__Prompt__
Which lines of the entries contain the string "JSON"? Please find them and copy them.

-- Opening Marker --

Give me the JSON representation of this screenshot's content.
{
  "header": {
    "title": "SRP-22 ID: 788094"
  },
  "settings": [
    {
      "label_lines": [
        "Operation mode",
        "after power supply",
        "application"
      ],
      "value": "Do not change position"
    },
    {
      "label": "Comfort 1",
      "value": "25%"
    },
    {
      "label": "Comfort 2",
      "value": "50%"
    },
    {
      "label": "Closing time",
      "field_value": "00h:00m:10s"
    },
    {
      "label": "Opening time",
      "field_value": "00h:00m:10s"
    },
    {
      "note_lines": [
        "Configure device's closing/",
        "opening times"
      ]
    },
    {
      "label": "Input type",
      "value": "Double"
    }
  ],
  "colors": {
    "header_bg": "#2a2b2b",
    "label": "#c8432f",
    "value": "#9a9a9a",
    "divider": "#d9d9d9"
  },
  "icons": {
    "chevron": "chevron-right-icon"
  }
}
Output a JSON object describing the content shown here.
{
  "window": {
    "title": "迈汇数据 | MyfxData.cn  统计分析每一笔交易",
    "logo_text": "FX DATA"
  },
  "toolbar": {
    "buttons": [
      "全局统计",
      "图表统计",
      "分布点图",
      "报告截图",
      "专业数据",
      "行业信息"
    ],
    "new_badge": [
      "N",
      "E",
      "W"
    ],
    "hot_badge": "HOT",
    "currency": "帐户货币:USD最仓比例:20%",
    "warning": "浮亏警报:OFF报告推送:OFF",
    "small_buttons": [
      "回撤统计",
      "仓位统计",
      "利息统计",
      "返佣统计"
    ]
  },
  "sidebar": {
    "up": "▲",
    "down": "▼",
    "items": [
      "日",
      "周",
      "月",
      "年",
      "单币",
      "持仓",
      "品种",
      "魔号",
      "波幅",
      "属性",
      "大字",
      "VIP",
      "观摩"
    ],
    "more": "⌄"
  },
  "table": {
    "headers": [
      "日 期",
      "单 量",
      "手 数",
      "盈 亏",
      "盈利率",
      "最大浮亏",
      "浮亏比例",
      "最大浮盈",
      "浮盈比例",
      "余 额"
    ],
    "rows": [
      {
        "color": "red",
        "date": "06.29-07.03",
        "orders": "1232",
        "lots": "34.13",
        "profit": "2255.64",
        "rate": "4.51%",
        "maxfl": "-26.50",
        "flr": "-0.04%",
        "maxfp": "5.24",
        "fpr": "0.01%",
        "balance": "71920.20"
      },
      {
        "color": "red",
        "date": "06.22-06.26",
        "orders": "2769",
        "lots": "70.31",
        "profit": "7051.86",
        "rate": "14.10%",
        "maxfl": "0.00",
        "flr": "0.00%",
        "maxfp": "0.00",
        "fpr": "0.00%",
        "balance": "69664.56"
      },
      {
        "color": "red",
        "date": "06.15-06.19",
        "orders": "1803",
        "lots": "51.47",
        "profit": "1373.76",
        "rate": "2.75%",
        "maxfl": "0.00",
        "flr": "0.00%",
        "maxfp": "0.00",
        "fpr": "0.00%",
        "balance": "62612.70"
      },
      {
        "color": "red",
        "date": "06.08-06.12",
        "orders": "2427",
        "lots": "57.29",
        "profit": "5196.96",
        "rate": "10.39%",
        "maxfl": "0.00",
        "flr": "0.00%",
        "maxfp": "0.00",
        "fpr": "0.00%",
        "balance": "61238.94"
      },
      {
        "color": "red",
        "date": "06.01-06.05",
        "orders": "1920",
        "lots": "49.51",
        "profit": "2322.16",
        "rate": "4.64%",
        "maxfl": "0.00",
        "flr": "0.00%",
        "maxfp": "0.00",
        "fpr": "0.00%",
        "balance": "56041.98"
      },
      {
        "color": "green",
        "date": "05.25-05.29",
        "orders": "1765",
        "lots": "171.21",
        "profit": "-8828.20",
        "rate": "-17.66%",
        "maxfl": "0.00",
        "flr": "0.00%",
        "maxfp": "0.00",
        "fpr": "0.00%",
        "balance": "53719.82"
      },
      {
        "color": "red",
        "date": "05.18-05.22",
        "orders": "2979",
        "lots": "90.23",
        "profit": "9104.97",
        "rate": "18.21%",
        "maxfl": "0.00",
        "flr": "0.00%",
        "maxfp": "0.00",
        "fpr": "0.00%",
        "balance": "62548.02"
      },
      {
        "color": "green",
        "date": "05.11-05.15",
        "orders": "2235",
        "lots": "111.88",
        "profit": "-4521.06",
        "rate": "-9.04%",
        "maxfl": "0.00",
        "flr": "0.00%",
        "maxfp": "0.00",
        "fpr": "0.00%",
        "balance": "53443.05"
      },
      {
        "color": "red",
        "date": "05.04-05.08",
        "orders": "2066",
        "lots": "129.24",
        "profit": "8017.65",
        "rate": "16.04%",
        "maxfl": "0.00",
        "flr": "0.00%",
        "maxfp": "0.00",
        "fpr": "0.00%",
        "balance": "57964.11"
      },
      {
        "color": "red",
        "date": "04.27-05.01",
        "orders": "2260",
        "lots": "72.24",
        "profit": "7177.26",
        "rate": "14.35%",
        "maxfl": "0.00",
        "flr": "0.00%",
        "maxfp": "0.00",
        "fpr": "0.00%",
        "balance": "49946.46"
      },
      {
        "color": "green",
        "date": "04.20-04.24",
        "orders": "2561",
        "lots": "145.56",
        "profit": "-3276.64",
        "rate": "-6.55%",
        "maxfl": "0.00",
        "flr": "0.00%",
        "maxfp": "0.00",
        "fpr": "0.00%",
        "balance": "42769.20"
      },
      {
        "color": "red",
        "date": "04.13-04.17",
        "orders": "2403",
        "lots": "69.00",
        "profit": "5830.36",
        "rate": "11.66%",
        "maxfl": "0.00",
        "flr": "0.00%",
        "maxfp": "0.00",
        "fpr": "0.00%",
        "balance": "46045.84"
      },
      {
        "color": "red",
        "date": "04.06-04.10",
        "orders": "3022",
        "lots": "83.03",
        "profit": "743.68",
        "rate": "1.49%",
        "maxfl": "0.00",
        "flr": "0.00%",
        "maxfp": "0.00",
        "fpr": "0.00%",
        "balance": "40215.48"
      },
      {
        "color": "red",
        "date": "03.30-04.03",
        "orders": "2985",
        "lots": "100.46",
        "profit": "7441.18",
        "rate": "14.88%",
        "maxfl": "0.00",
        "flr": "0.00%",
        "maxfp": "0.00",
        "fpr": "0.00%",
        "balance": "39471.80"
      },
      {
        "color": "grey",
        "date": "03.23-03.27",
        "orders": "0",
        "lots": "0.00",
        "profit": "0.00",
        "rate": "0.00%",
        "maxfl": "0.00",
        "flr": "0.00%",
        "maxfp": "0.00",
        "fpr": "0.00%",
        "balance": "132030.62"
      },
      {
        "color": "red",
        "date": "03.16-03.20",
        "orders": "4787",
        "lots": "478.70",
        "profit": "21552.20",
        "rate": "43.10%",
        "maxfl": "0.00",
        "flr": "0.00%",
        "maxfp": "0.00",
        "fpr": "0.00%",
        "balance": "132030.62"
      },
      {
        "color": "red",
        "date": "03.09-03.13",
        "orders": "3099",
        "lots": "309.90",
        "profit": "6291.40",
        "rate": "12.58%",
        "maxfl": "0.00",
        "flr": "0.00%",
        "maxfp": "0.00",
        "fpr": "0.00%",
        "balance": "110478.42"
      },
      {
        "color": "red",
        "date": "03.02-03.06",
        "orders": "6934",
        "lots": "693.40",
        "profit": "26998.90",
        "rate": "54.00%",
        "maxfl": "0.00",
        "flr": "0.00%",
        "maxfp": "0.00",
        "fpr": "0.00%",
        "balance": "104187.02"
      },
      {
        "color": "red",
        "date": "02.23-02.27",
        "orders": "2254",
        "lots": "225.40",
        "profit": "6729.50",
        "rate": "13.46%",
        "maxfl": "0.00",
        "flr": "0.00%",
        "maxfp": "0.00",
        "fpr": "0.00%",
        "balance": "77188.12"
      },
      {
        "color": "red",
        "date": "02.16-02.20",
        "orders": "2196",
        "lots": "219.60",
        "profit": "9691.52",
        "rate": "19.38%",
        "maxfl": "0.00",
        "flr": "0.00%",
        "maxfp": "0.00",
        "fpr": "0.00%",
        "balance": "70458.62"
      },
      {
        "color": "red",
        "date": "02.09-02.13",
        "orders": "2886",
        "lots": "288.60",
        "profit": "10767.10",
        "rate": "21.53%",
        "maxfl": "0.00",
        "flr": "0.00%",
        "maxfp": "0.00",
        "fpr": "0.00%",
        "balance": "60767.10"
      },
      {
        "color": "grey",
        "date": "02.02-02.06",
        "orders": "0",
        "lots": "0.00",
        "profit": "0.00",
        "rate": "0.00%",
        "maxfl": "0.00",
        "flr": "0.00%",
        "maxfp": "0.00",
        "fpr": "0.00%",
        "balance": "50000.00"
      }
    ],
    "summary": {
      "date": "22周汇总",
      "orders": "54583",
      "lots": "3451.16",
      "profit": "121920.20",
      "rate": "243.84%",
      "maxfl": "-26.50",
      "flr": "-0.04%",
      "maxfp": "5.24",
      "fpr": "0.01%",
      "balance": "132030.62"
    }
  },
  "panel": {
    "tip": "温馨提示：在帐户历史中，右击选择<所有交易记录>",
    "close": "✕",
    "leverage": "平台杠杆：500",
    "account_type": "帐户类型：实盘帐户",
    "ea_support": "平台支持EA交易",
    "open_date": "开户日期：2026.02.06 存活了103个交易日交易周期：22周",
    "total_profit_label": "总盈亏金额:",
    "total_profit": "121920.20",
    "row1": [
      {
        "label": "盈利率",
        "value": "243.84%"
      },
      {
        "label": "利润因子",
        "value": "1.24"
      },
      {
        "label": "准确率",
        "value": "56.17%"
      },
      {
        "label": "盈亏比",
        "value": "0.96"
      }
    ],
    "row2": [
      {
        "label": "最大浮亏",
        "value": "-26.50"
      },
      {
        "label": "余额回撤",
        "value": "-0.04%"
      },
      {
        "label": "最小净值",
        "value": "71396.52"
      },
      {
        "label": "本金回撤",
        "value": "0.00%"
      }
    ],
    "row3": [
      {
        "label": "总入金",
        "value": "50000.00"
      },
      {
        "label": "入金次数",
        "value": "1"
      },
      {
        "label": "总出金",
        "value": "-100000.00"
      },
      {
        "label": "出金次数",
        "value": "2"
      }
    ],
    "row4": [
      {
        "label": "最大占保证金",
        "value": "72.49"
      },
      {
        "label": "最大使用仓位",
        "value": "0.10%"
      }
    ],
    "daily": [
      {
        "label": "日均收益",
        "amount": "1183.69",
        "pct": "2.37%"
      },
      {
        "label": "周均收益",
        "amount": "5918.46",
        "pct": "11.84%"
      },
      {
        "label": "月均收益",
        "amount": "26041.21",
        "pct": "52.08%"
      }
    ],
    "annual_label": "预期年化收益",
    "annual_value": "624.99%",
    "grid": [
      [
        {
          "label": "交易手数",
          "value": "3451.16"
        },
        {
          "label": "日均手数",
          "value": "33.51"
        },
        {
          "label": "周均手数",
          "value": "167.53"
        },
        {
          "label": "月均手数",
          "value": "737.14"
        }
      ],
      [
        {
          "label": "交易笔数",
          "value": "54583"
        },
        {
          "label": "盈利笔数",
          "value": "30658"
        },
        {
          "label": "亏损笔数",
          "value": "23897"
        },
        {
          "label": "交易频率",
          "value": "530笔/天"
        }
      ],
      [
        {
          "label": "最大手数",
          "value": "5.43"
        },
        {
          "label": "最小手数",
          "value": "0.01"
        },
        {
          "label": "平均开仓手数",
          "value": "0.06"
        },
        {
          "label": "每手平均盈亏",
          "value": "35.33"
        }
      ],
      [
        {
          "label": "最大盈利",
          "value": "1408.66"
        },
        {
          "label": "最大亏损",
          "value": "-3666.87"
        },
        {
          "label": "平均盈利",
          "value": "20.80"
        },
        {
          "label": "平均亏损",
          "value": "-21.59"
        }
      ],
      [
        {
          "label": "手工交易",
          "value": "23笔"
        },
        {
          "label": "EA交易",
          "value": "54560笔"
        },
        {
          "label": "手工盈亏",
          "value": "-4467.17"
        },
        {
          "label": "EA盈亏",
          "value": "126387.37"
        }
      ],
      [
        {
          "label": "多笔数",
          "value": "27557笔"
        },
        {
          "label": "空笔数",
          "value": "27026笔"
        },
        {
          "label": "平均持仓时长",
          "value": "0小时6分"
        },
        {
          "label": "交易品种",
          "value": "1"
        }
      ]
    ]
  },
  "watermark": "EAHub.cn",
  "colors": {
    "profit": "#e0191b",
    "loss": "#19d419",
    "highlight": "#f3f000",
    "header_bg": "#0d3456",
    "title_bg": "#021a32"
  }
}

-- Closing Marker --

__Answer to this task__
Give me the JSON representation of this screenshot's content.
Output a JSON object describing the content shown here.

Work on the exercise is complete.